I love Internet radio. I’m lucky enough to live near a great radio station, WNCW in Western NC, which plays a wide variety of music outside the mainstream, but many people aren’t so lucky. And, even as eclectic as WNCW is, they don’t play all the kinds of music I like. That’s why I spend more time listening to music over the Internet than I do over the airways. Recently, however, it looked like that was going to come to an end. Now, Internet radio is getting a chance to live.
Internet radio had been endangered when an increase in music royalty fees for Internet radio stations went through in 2007. The Library of Congress’ Copyright Royalty Board, changed the royalty rates for music carried over the Internet from a percentage of revenue to a per-song, per-listener fee. This ruling got everyone from pure play Internet radio stations, to stations like Pandora.com, which enable you to set up your own song lists, to broadcast stations that also stream their programs.
This move was opposed by, what a surprise, the RIAA’s (Recording Industry Association of America) Sound Exchange, the group that collects royalties for performers and record companies. Now, the stations broadcasting over the Internet had always paid royalties. It’s just that their rate was 6 to 12% of their revenue. Broadcast radio, on the other hand, only pays a composer royalty.
The new rates, which was retroactive to 2006, would charge $.0008 per song per listener for 2006 ; $.0011 in 2007; $.0014 for 2008; $.0018 for 2009; and $.0019 for 2010. For multichannel operators like Pandora.com or my own favorite SomaFM (http://somafm.com) the fee was a flat $500 per radio channel for a given number of listening hours per month.
What does all the mean? I’ll do the math for you. A typical Internet station would see its royalties costs increase by 25-times the old rate. No business can afford to see its cost explode like that, even if the economy wasn’t in the dumpster.
Internet radio businesses and users, under the auspices of the The SaveNetRadio Coalition fought the musical industry, but to little avail. At the same time, according to the Coalition, Sound Exchange and Internet radio’s closest competitors, satellite and cable radio, that set their royalty rates at less than half of what Webcasters pay.”

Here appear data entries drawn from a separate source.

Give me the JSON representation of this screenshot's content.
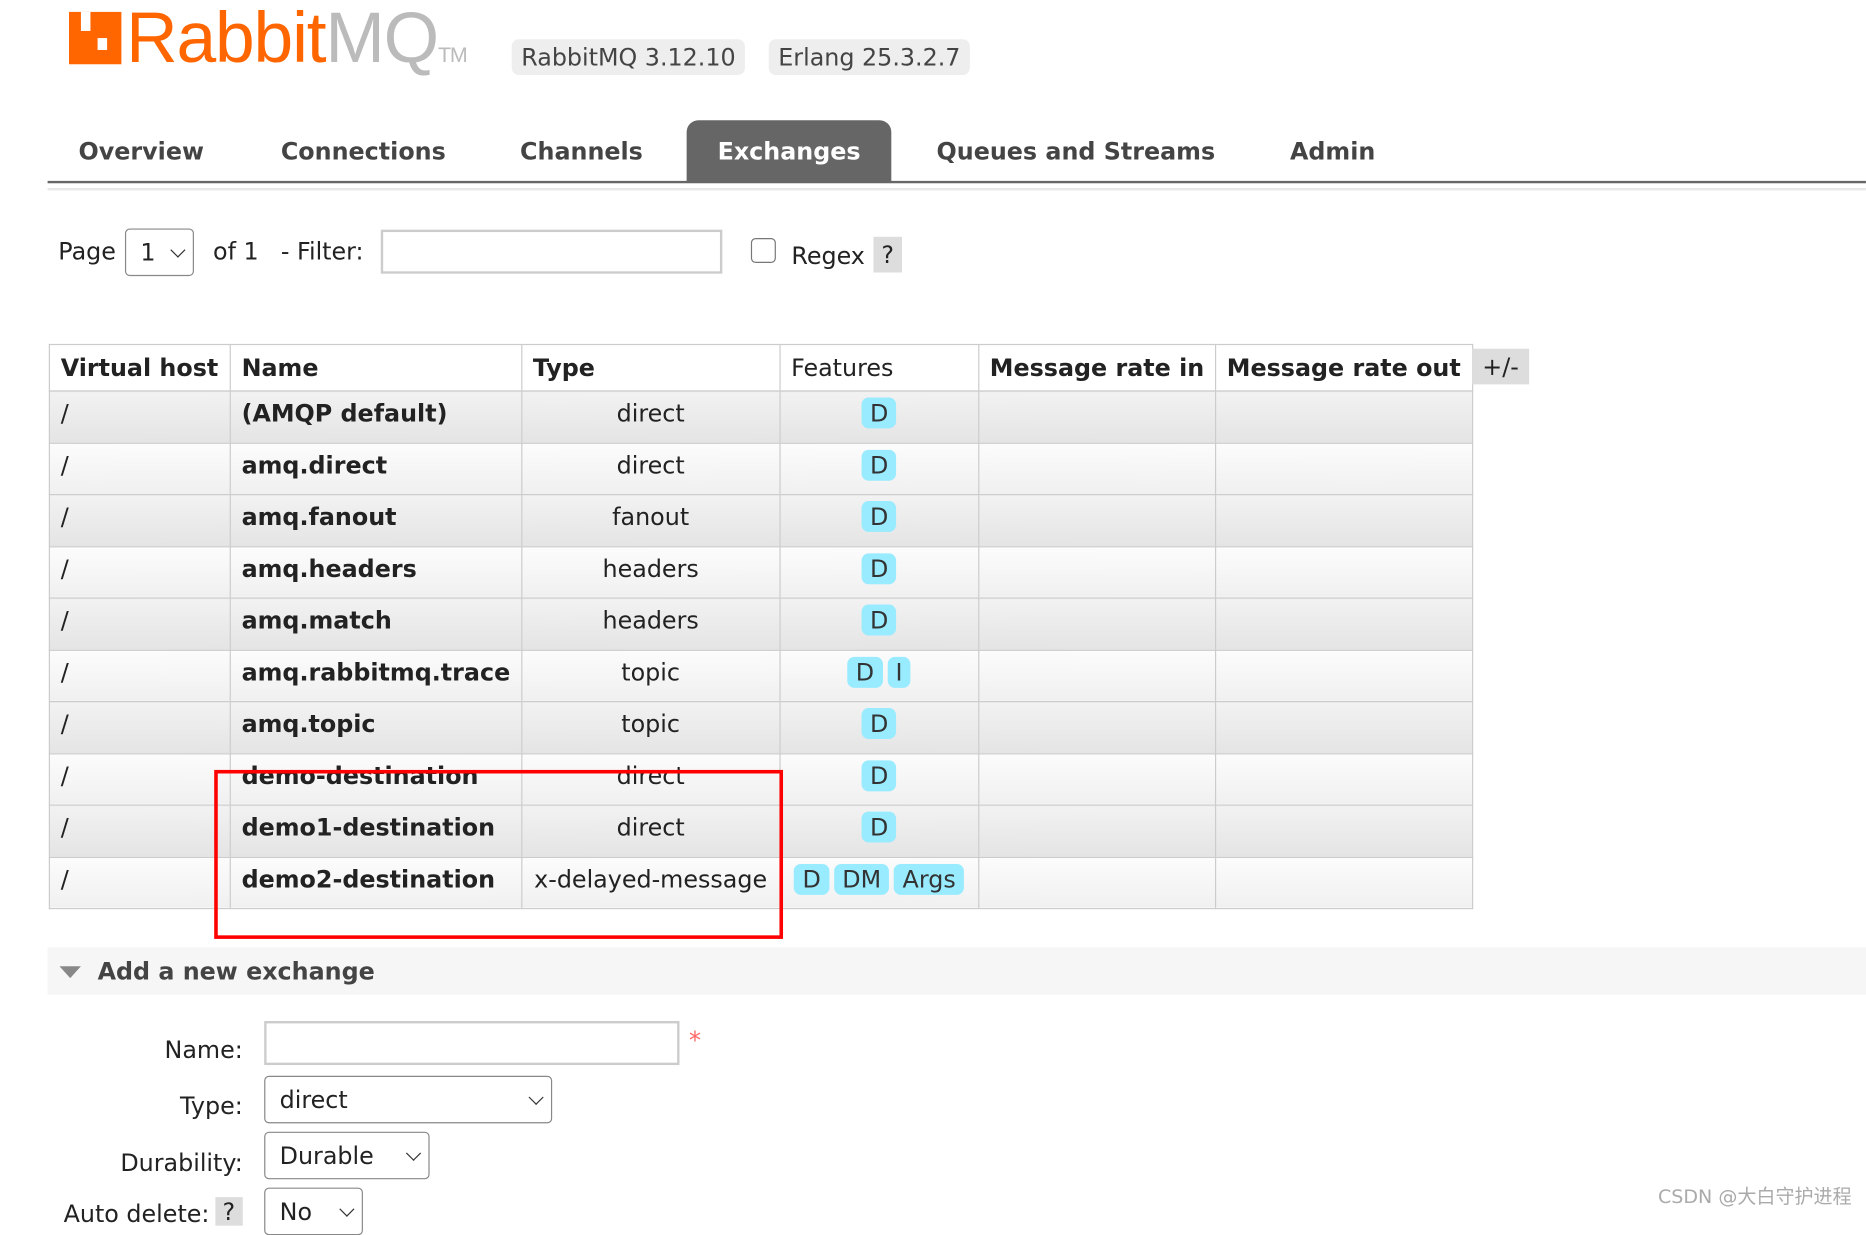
{
  "header": {
    "logo_text_orange": "Rabbit",
    "logo_text_gray": "MQ",
    "logo_tm": "TM",
    "version": "RabbitMQ 3.12.10",
    "erlang": "Erlang 25.3.2.7"
  },
  "tabs": [
    {
      "label": "Overview"
    },
    {
      "label": "Connections"
    },
    {
      "label": "Channels"
    },
    {
      "label": "Exchanges",
      "active": true
    },
    {
      "label": "Queues and Streams"
    },
    {
      "label": "Admin"
    }
  ],
  "pager": {
    "page_label": "Page",
    "page_value": "1",
    "of_label": "of 1",
    "filter_label": "- Filter:",
    "filter_value": "",
    "regex_label": "Regex",
    "regex_checked": false,
    "help": "?"
  },
  "table": {
    "columns": [
      "Virtual host",
      "Name",
      "Type",
      "Features",
      "Message rate in",
      "Message rate out"
    ],
    "toggle": "+/-",
    "rows": [
      {
        "vhost": "/",
        "name": "(AMQP default)",
        "type": "direct",
        "features": [
          "D"
        ]
      },
      {
        "vhost": "/",
        "name": "amq.direct",
        "type": "direct",
        "features": [
          "D"
        ]
      },
      {
        "vhost": "/",
        "name": "amq.fanout",
        "type": "fanout",
        "features": [
          "D"
        ]
      },
      {
        "vhost": "/",
        "name": "amq.headers",
        "type": "headers",
        "features": [
          "D"
        ]
      },
      {
        "vhost": "/",
        "name": "amq.match",
        "type": "headers",
        "features": [
          "D"
        ]
      },
      {
        "vhost": "/",
        "name": "amq.rabbitmq.trace",
        "type": "topic",
        "features": [
          "D",
          "I"
        ]
      },
      {
        "vhost": "/",
        "name": "amq.topic",
        "type": "topic",
        "features": [
          "D"
        ]
      },
      {
        "vhost": "/",
        "name": "demo-destination",
        "type": "direct",
        "features": [
          "D"
        ]
      },
      {
        "vhost": "/",
        "name": "demo1-destination",
        "type": "direct",
        "features": [
          "D"
        ]
      },
      {
        "vhost": "/",
        "name": "demo2-destination",
        "type": "x-delayed-message",
        "features": [
          "D",
          "DM",
          "Args"
        ]
      }
    ],
    "highlight_color": "#ff0000",
    "feature_badge_color": "#99ebff"
  },
  "add_exchange": {
    "title": "Add a new exchange",
    "name_label": "Name:",
    "name_value": "",
    "required_mark": "*",
    "type_label": "Type:",
    "type_value": "direct",
    "durability_label": "Durability:",
    "durability_value": "Durable",
    "auto_delete_label": "Auto delete:",
    "auto_delete_help": "?",
    "auto_delete_value": "No"
  },
  "watermark": "CSDN @大白守护进程",
  "colors": {
    "brand": "#ff6600",
    "active_tab": "#666666"
  }
}
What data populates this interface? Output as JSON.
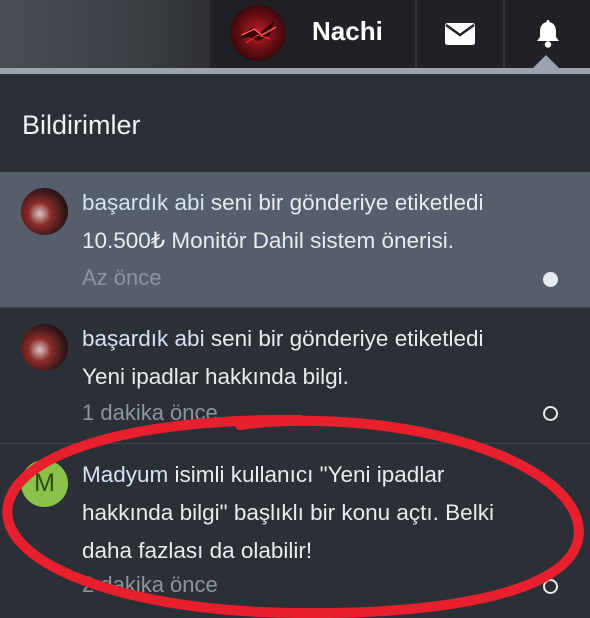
{
  "topbar": {
    "username": "Nachi",
    "messages_icon": "envelope-icon",
    "notifications_icon": "bell-icon"
  },
  "panel": {
    "title": "Bildirimler"
  },
  "notifications": [
    {
      "actor": "başardık abi",
      "action": "seni bir gönderiye etiketledi",
      "subject": "10.500₺ Monitör Dahil sistem önerisi.",
      "time": "Az önce",
      "unread": true
    },
    {
      "actor": "başardık abi",
      "action": "seni bir gönderiye etiketledi",
      "subject": "Yeni ipadlar hakkında bilgi.",
      "time": "1 dakika önce",
      "unread": false
    },
    {
      "actor": "Madyum",
      "avatar_letter": "M",
      "line1_pre": "isimli kullanıcı ",
      "line1_quote": "\"Yeni ipadlar",
      "line2": "hakkında bilgi\" başlıklı bir konu açtı. Belki",
      "line3": "daha fazlası da olabilir!",
      "time": "2 dakika önce",
      "unread": false
    }
  ],
  "colors": {
    "accent_ring": "#e8202e",
    "unread_bg": "#555e6b",
    "avatar_green": "#8bc34a"
  }
}
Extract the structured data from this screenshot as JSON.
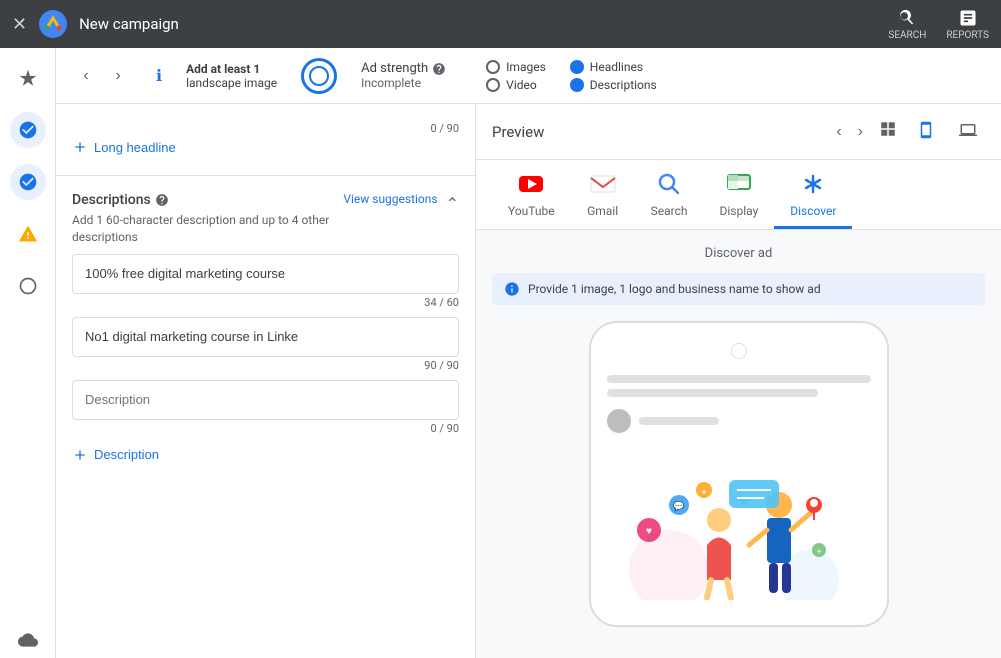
{
  "topBar": {
    "title": "New campaign",
    "searchLabel": "SEARCH",
    "reportsLabel": "REPORTS"
  },
  "adStrengthBar": {
    "landscapeText1": "Add at least 1",
    "landscapeText2": "landscape",
    "landscapeText3": "image",
    "adStrengthLabel": "Ad strength",
    "adStrengthStatus": "Incomplete",
    "checklistItems": {
      "images": "Images",
      "video": "Video",
      "headlines": "Headlines",
      "descriptions": "Descriptions"
    }
  },
  "leftPanel": {
    "longHeadlineLabel": "Long headline",
    "charCount": "0 / 90",
    "descriptionsTitle": "Descriptions",
    "descriptionsSubtitle": "Add 1 60-character description and up to 4 other descriptions",
    "viewSuggestions": "View suggestions",
    "description1Value": "100% free digital marketing course",
    "description1Count": "34 / 60",
    "description2Value": "No1 digital marketing course in Linke",
    "description2Count": "90 / 90",
    "description3Placeholder": "Description",
    "description3Count": "0 / 90",
    "addDescriptionLabel": "Description"
  },
  "preview": {
    "title": "Preview",
    "tabs": [
      {
        "id": "youtube",
        "label": "YouTube",
        "iconType": "youtube"
      },
      {
        "id": "gmail",
        "label": "Gmail",
        "iconType": "gmail"
      },
      {
        "id": "search",
        "label": "Search",
        "iconType": "search"
      },
      {
        "id": "display",
        "label": "Display",
        "iconType": "display"
      },
      {
        "id": "discover",
        "label": "Discover",
        "iconType": "discover",
        "active": true
      }
    ],
    "discoverAdTitle": "Discover ad",
    "discoverAdInfo": "Provide 1 image, 1 logo and business name to show ad"
  }
}
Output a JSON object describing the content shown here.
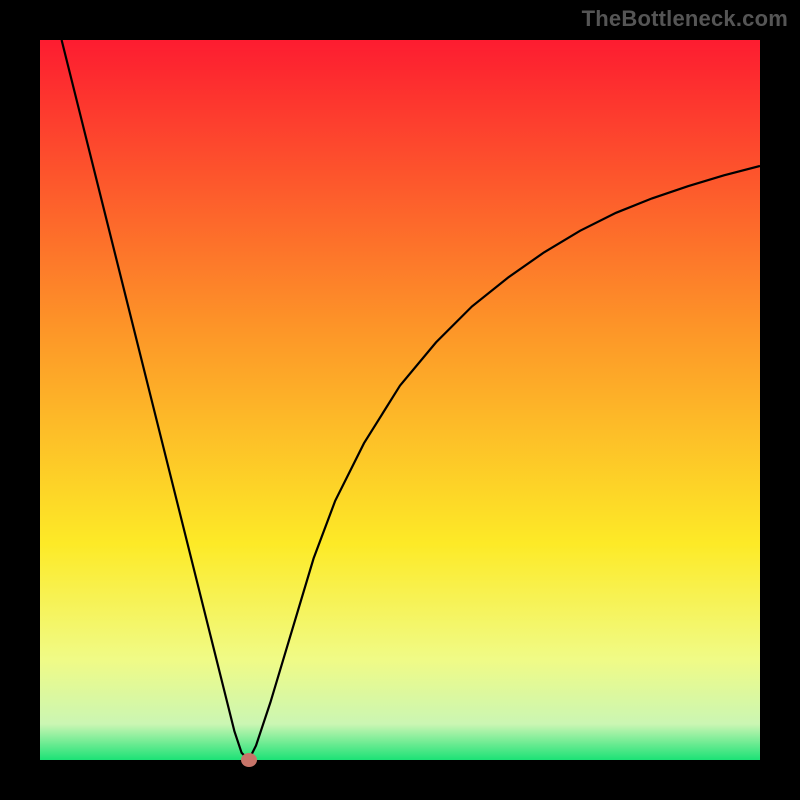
{
  "watermark": "TheBottleneck.com",
  "colors": {
    "frame": "#000000",
    "gradient_top": "#fd1c30",
    "gradient_mid1": "#fd9528",
    "gradient_mid2": "#fdea27",
    "gradient_mid3": "#f0fb86",
    "gradient_mid4": "#cbf6b3",
    "gradient_bottom": "#1ce276",
    "curve": "#000000",
    "marker": "#c77469"
  },
  "chart_data": {
    "type": "line",
    "title": "",
    "xlabel": "",
    "ylabel": "",
    "xlim": [
      0,
      100
    ],
    "ylim": [
      0,
      100
    ],
    "grid": false,
    "annotations": [
      {
        "text": "TheBottleneck.com",
        "pos": "top-right"
      }
    ],
    "series": [
      {
        "name": "bottleneck-curve",
        "x": [
          3,
          6,
          9,
          12,
          15,
          18,
          21,
          24,
          26,
          27,
          28,
          29,
          30,
          32,
          35,
          38,
          41,
          45,
          50,
          55,
          60,
          65,
          70,
          75,
          80,
          85,
          90,
          95,
          100
        ],
        "y": [
          100,
          88,
          76,
          64,
          52,
          40,
          28,
          16,
          8,
          4,
          1,
          0,
          2,
          8,
          18,
          28,
          36,
          44,
          52,
          58,
          63,
          67,
          70.5,
          73.5,
          76,
          78,
          79.7,
          81.2,
          82.5
        ]
      }
    ],
    "marker": {
      "x": 29,
      "y": 0
    }
  }
}
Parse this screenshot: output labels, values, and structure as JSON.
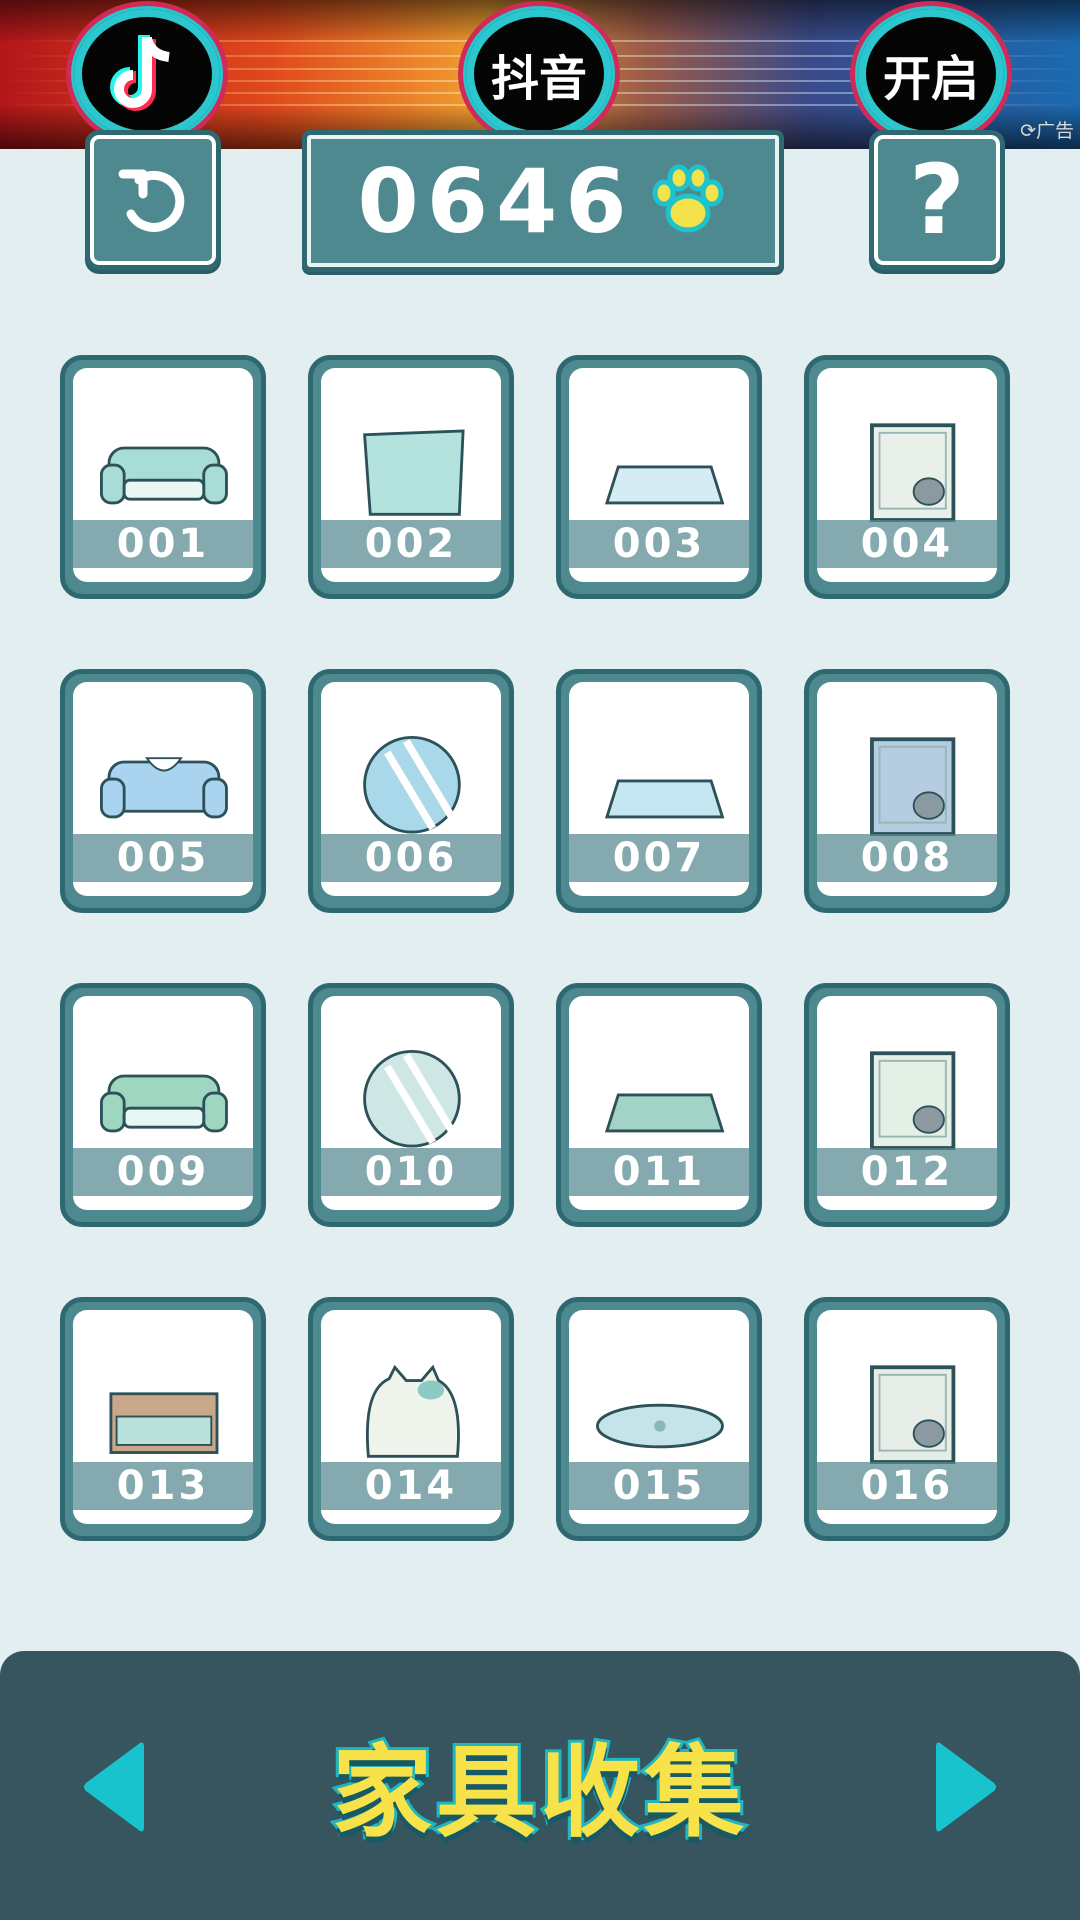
{
  "ad": {
    "buttons": [
      "抖音",
      "开启"
    ],
    "tag": "广告",
    "icons": [
      "douyin-logo-icon"
    ]
  },
  "header": {
    "counter": "0646",
    "help_label": "?",
    "icons": [
      "undo-icon",
      "paw-icon"
    ]
  },
  "grid": {
    "items": [
      {
        "label": "001",
        "art": "sofa",
        "color": "#a8dcd6"
      },
      {
        "label": "002",
        "art": "pillow",
        "color": "#b3e3dc"
      },
      {
        "label": "003",
        "art": "rug",
        "color": "#d6ecf4"
      },
      {
        "label": "004",
        "art": "frame-cat",
        "color": "#e9f0ea"
      },
      {
        "label": "005",
        "art": "sofa-lace",
        "color": "#a9d3ee"
      },
      {
        "label": "006",
        "art": "ball-stripe",
        "color": "#a8d8ea"
      },
      {
        "label": "007",
        "art": "rug",
        "color": "#c6e6f2"
      },
      {
        "label": "008",
        "art": "frame-fish",
        "color": "#b6cce0"
      },
      {
        "label": "009",
        "art": "sofa",
        "color": "#9fd6bf"
      },
      {
        "label": "010",
        "art": "ball-leaf",
        "color": "#cfe7e4"
      },
      {
        "label": "011",
        "art": "rug",
        "color": "#a3d3c6"
      },
      {
        "label": "012",
        "art": "frame-leaf",
        "color": "#e4efe6"
      },
      {
        "label": "013",
        "art": "crib",
        "color": "#b7e1da"
      },
      {
        "label": "014",
        "art": "cat-cushion",
        "color": "#eef4ec"
      },
      {
        "label": "015",
        "art": "oval-rug",
        "color": "#c4e4ea"
      },
      {
        "label": "016",
        "art": "frame-cats",
        "color": "#e6ece6"
      }
    ]
  },
  "footer": {
    "title": "家具收集",
    "icons": [
      "left-arrow-icon",
      "right-arrow-icon"
    ],
    "arrow_color": "#19c3cd",
    "title_color": "#f7e24a"
  }
}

It looked like the Internet was going to so silent. Now, it looks like—cross your fingers—that a bill will pass Congress that will potentially keep the music playing.In a report from the National Journal, it’s reported that the Webcaster Settlement Bill had passed the House by an unanimous vote. It now goes to the Senate for approval.
The bill is no panacea, but it will give the Internet radio broadcasters the right to negotiate with the music companies directly to set a royalty rate that they can live with. I really, really hope that the bill passes and the studios and Internet broadcasters can come to a fair and equitable arrangement. I would hate to give up my Internet music.